▶ Exercise requirements: Give the number of lines in the data that hold the word "rectangle", and nothing else.

▶ Data in this exercise:
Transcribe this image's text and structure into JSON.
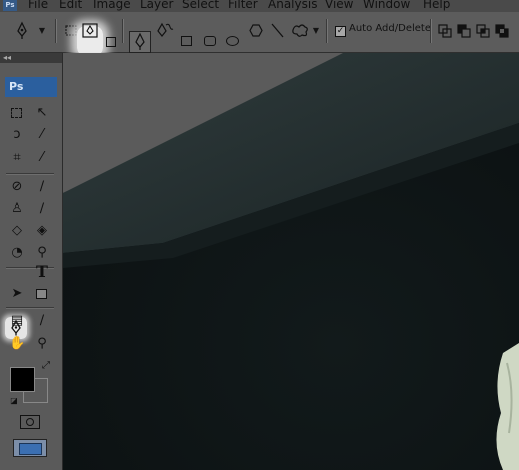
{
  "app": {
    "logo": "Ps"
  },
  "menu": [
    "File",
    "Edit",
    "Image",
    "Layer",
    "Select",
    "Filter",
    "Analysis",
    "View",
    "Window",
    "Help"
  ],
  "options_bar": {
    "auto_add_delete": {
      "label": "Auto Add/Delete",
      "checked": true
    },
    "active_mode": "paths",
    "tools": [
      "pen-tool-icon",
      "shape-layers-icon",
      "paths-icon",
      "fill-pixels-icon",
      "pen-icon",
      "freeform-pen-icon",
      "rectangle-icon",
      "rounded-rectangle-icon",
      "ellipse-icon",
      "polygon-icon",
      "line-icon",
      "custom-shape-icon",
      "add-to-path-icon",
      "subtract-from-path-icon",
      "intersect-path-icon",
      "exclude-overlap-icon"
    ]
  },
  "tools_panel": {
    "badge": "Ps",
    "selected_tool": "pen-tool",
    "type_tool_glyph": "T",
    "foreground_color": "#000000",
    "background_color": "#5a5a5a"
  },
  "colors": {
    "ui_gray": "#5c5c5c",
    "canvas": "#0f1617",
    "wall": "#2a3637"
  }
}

▶ Your solution: 2